## Aim of the exercise
Drop the images. Copy every line below character for character.

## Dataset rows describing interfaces

----------------------------------------

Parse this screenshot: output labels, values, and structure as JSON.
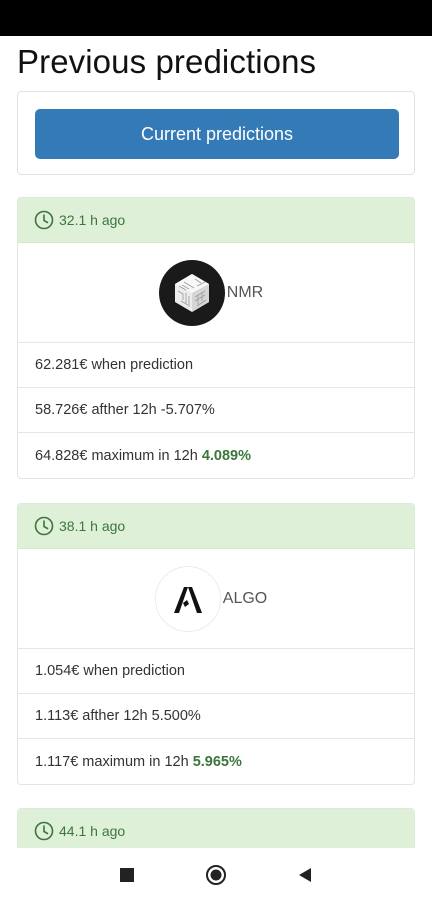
{
  "header": {
    "title": "Previous predictions"
  },
  "current_button": {
    "label": "Current predictions"
  },
  "predictions": [
    {
      "time_ago": "32.1 h ago",
      "coin": "NMR",
      "logo_icon": "nmr-logo-icon",
      "price_when_prediction": "62.281€ when prediction",
      "after_12h": "58.726€ afther 12h -5.707%",
      "maximum_prefix": "64.828€ maximum in 12h",
      "maximum_pct": "4.089%"
    },
    {
      "time_ago": "38.1 h ago",
      "coin": "ALGO",
      "logo_icon": "algo-logo-icon",
      "price_when_prediction": "1.054€ when prediction",
      "after_12h": "1.113€ afther 12h 5.500%",
      "maximum_prefix": "1.117€ maximum in 12h",
      "maximum_pct": "5.965%"
    },
    {
      "time_ago": "44.1 h ago"
    }
  ],
  "colors": {
    "header_bg": "#dff0d8",
    "header_text": "#3c763d",
    "button_bg": "#337ab7",
    "positive_pct": "#3c763d"
  },
  "nav_bar": {
    "icons": [
      "recent-apps-icon",
      "home-icon",
      "back-icon"
    ]
  }
}
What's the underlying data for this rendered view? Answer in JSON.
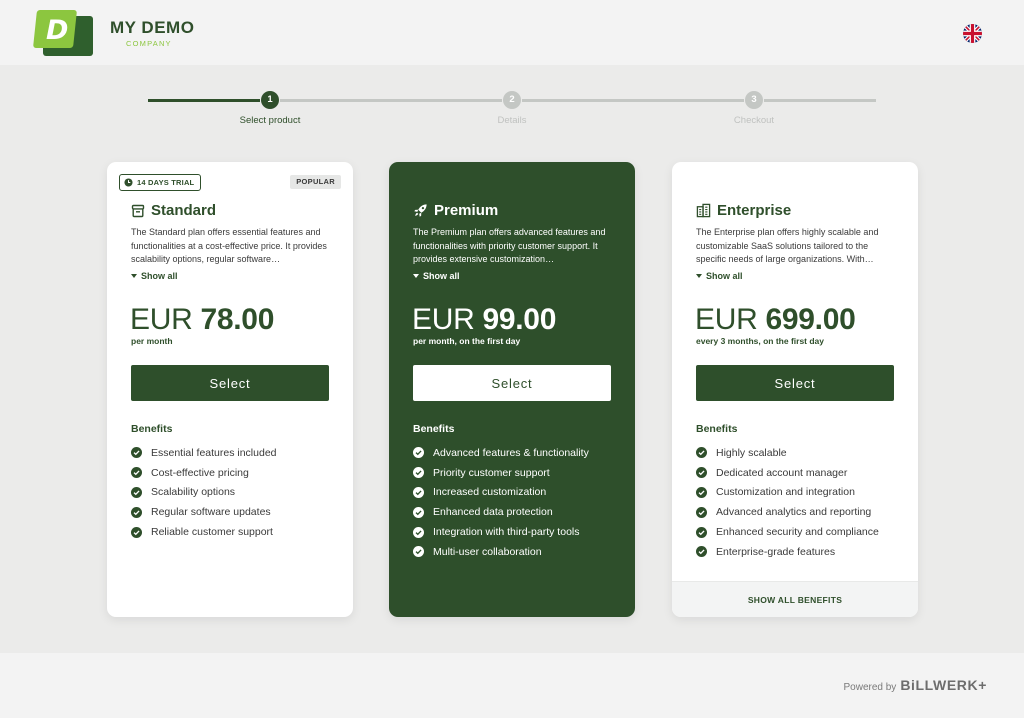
{
  "brand": {
    "logo_letter": "D",
    "name": "MY DEMO",
    "subtitle": "COMPANY",
    "logo_colors": {
      "front": "#8cc63f",
      "back": "#2f5f2d"
    }
  },
  "language": {
    "flag_icon": "uk-flag-icon"
  },
  "stepper": {
    "steps": [
      {
        "number": "1",
        "label": "Select product",
        "active": true
      },
      {
        "number": "2",
        "label": "Details",
        "active": false
      },
      {
        "number": "3",
        "label": "Checkout",
        "active": false
      }
    ]
  },
  "plans": [
    {
      "icon": "storage-icon",
      "trial_badge": "14 DAYS TRIAL",
      "popular_badge": "POPULAR",
      "name": "Standard",
      "description": "The Standard plan offers essential features and functionalities at a cost-effective price. It provides scalability options, regular software…",
      "show_all": "Show all",
      "currency": "EUR",
      "amount": "78.00",
      "period": "per month",
      "select_label": "Select",
      "benefits_title": "Benefits",
      "benefits": [
        "Essential features included",
        "Cost-effective pricing",
        "Scalability options",
        "Regular software updates",
        "Reliable customer support"
      ]
    },
    {
      "icon": "rocket-icon",
      "name": "Premium",
      "description": "The Premium plan offers advanced features and functionalities with priority customer support. It provides extensive customization…",
      "show_all": "Show all",
      "currency": "EUR",
      "amount": "99.00",
      "period": "per month, on the first day",
      "select_label": "Select",
      "benefits_title": "Benefits",
      "benefits": [
        "Advanced features & functionality",
        "Priority customer support",
        "Increased customization",
        "Enhanced data protection",
        "Integration with third-party tools",
        "Multi-user collaboration"
      ]
    },
    {
      "icon": "building-icon",
      "name": "Enterprise",
      "description": "The Enterprise plan offers highly scalable and customizable SaaS solutions tailored to the specific needs of large organizations. With…",
      "show_all": "Show all",
      "currency": "EUR",
      "amount": "699.00",
      "period": "every 3 months, on the first day",
      "select_label": "Select",
      "benefits_title": "Benefits",
      "benefits": [
        "Highly scalable",
        "Dedicated account manager",
        "Customization and integration",
        "Advanced analytics and reporting",
        "Enhanced security and compliance",
        "Enterprise-grade features"
      ],
      "show_all_benefits": "SHOW ALL BENEFITS"
    }
  ],
  "footer": {
    "powered_by": "Powered by",
    "provider": "BiLLWERK+"
  },
  "colors": {
    "primary": "#2f4f2b",
    "accent": "#8cc63f",
    "background": "#ebebea"
  }
}
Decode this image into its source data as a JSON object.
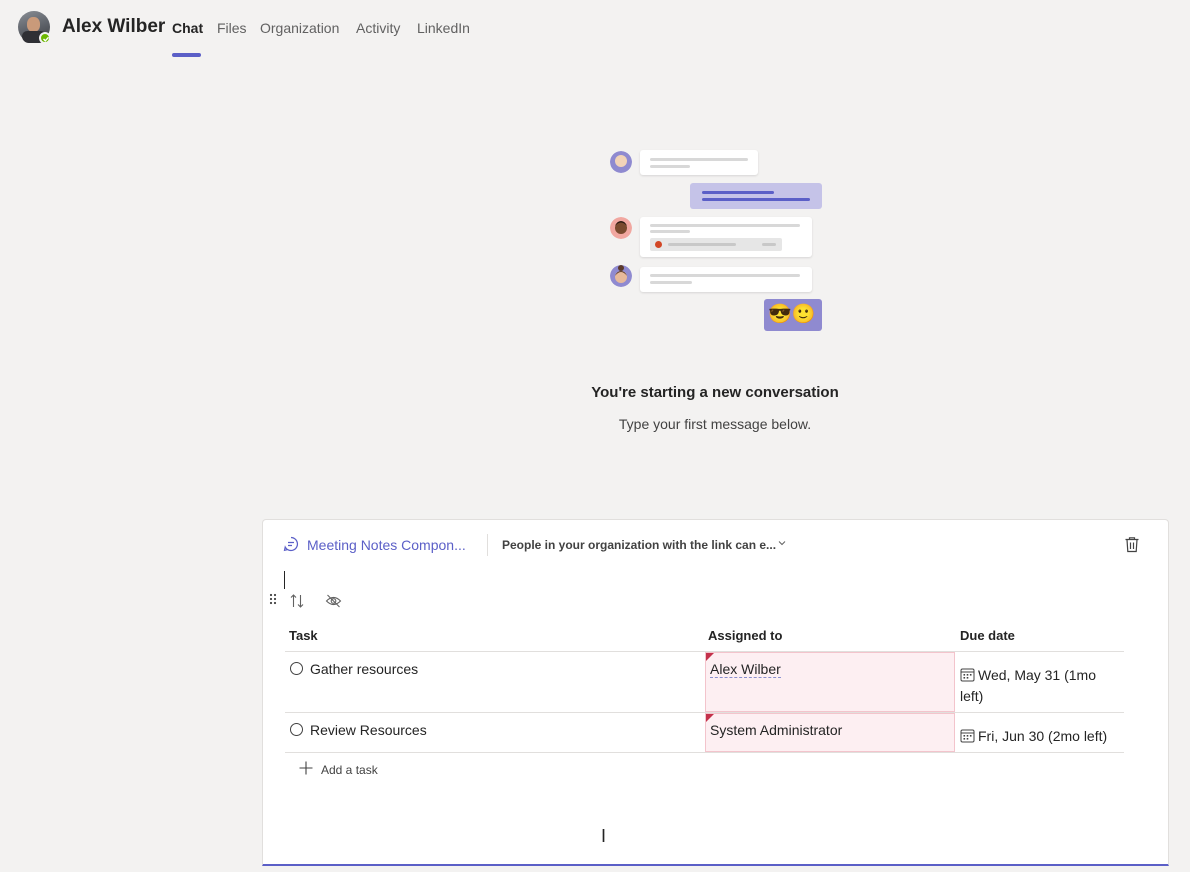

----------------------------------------

## Problem solution
Parse this screenshot: output labels, values, and structure as JSON.
{
  "header": {
    "title": "Previous predictions"
  },
  "current_button": {
    "label": "Current predictions"
  },
  "predictions": [
    {
      "time_ago": "32.1 h ago",
      "coin": "NMR",
      "logo_icon": "nmr-logo-icon",
      "price_when_prediction": "62.281€ when prediction",
      "after_12h": "58.726€ afther 12h -5.707%",
      "maximum_prefix": "64.828€ maximum in 12h",
      "maximum_pct": "4.089%"
    },
    {
      "time_ago": "38.1 h ago",
      "coin": "ALGO",
      "logo_icon": "algo-logo-icon",
      "price_when_prediction": "1.054€ when prediction",
      "after_12h": "1.113€ afther 12h 5.500%",
      "maximum_prefix": "1.117€ maximum in 12h",
      "maximum_pct": "5.965%"
    },
    {
      "time_ago": "44.1 h ago"
    }
  ],
  "colors": {
    "header_bg": "#dff0d8",
    "header_text": "#3c763d",
    "button_bg": "#337ab7",
    "positive_pct": "#3c763d"
  },
  "nav_bar": {
    "icons": [
      "recent-apps-icon",
      "home-icon",
      "back-icon"
    ]
  }
}
What's the underlying data for this rendered view? Answer in JSON.
{
  "brand": {
    "logo_letter": "D",
    "name": "MY DEMO",
    "subtitle": "COMPANY",
    "logo_colors": {
      "front": "#8cc63f",
      "back": "#2f5f2d"
    }
  },
  "language": {
    "flag_icon": "uk-flag-icon"
  },
  "stepper": {
    "steps": [
      {
        "number": "1",
        "label": "Select product",
        "active": true
      },
      {
        "number": "2",
        "label": "Details",
        "active": false
      },
      {
        "number": "3",
        "label": "Checkout",
        "active": false
      }
    ]
  },
  "plans": [
    {
      "icon": "storage-icon",
      "trial_badge": "14 DAYS TRIAL",
      "popular_badge": "POPULAR",
      "name": "Standard",
      "description": "The Standard plan offers essential features and functionalities at a cost-effective price. It provides scalability options, regular software…",
      "show_all": "Show all",
      "currency": "EUR",
      "amount": "78.00",
      "period": "per month",
      "select_label": "Select",
      "benefits_title": "Benefits",
      "benefits": [
        "Essential features included",
        "Cost-effective pricing",
        "Scalability options",
        "Regular software updates",
        "Reliable customer support"
      ]
    },
    {
      "icon": "rocket-icon",
      "name": "Premium",
      "description": "The Premium plan offers advanced features and functionalities with priority customer support. It provides extensive customization…",
      "show_all": "Show all",
      "currency": "EUR",
      "amount": "99.00",
      "period": "per month, on the first day",
      "select_label": "Select",
      "benefits_title": "Benefits",
      "benefits": [
        "Advanced features & functionality",
        "Priority customer support",
        "Increased customization",
        "Enhanced data protection",
        "Integration with third-party tools",
        "Multi-user collaboration"
      ]
    },
    {
      "icon": "building-icon",
      "name": "Enterprise",
      "description": "The Enterprise plan offers highly scalable and customizable SaaS solutions tailored to the specific needs of large organizations. With…",
      "show_all": "Show all",
      "currency": "EUR",
      "amount": "699.00",
      "period": "every 3 months, on the first day",
      "select_label": "Select",
      "benefits_title": "Benefits",
      "benefits": [
        "Highly scalable",
        "Dedicated account manager",
        "Customization and integration",
        "Advanced analytics and reporting",
        "Enhanced security and compliance",
        "Enterprise-grade features"
      ],
      "show_all_benefits": "SHOW ALL BENEFITS"
    }
  ],
  "footer": {
    "powered_by": "Powered by",
    "provider": "BiLLWERK+"
  },
  "colors": {
    "primary": "#2f4f2b",
    "accent": "#8cc63f",
    "background": "#ebebea"
  }
}
Decode this image into its source data as a JSON object.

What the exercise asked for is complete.